“Life is too short for traffic.”- Dan Bellack, Professor at Trident Technical College
We all hate traffic jams, right? Being stuck in traffic is all well and good if you are in a contemplative mood, but for most of us, it feels that the time wasted sitting in a jam could always be put to better use. Behold! I have found a neat solution for avoiding traffic after searching through the realms of the Internet, and I am thankful to Eslam Ali who made this project and put it out for all the makers looking for something new to tinker with. Today I am going to talk about building your own Traffic Indicator with the help of Arduino, 1Sheeld and Google Maps API.
Alright, let’s first see what all components were required to build this project. I used:
- Arduino Uno
- RGB LED
- An Android Smartphone with 1Sheeld app installed (you can also use iOS)
- Laptop with Arduino IDE installed
- USB A to B
- Jumper Cables
Before I start with the whole how-to-do bit, let me put forth a message of sorts. I am new at this making business, so this is something that most of the experienced makers already know, but for folks like me, who have just started out here goes:

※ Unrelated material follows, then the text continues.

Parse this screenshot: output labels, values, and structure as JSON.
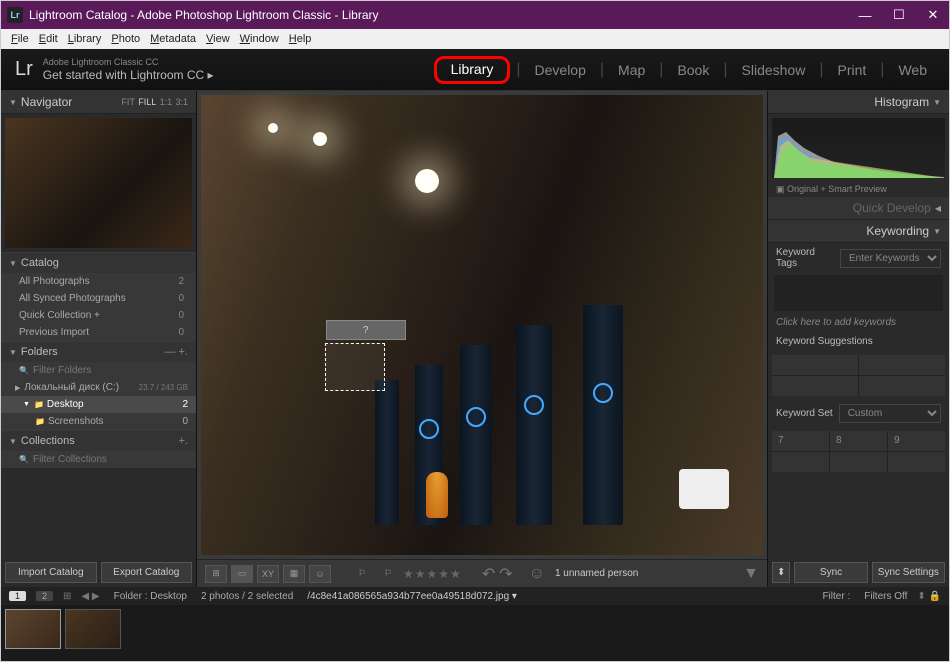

the joy of making is not merely in the success of your end product, it is also in the labour you put and the lessons you take home from your mistakes.
I’ll not simply outline and explain the steps involved to make this project so you may do-it-yourself; I’ll take you through all that was involved in building my own traffic indicator, complete with failed steps, small hacks and all the troubleshooting. That, I hope, shall be helpful in you grasping what Do-It-Yourself is all about.
My first step was to get familiar with API: Application Programming Interface. I found some info that was both cogent and easily digestible about what an API is and how to work with it; you can learn more here. I also tinkered a bit with RGB LED before proceeding further. You can play around too if you like; visit RGB to know more. I then created a free developers account for using Google Maps Distance Matrix API and read up on it in the documentation.
Next up, I plugged the 1sheeld onto the Arduino Uno board, connected the RGB LED to the appropriate pins via resistors and installed the 1sheeld app on my Android phone. In my Arduino IDE I added 1sheeld library and then picked up the required code from traffic.ino. Now, you’ll need to change certain fields in the code, namely the latitude, longitude for the origin and the destination of your choice as well as the API key with the one that you’ll get from Google Maps API. Once I had made the appropriate changes, I uploaded the code on to Arduino via 1sheeld (take care to put 1sheeld in upload mode; once done uploading then switch it to operation mode) and in the Android app, I connected to 1sheeld and selected Internet and Terminal shields, connected 1sheeld via bluetooth to app. Moment of truth closed in on me as I pressed reset upon the 1sheeld; <JSON_KEY_CHAIN is wrong> showed the terminal window, it didn’t work. It was time to take a step back and reassess the situation in order to troubleshoot.
I later recognised the problem was due to using an expired API key, so make sure that your API key is updated (copy updated key from your Google developer’s account). This was not the end of my problems, since now I was not even connecting and sending a request to Maps API. The issue was due to connectivity problems between 1sheeld app and the shield. A simple reboot of the app and re-connecting via bluetooth solved this and viola! My traffic indicator was up and running.
I would like to thank Eslam Ali again for not only making this project public, but also for being kind enough to answer my queries regarding his post on this project. However, I am not satisfied completely working with 1sheeld, especially the app on Android, so I am gonna work this out with an Ethernet Shield and see how that goes.Will update soon about the results I get. Till then, farewell and Happy Making!
I must thanks Mr. Amr Saleh of Intereight for sending us the 1Sheeld as a Gift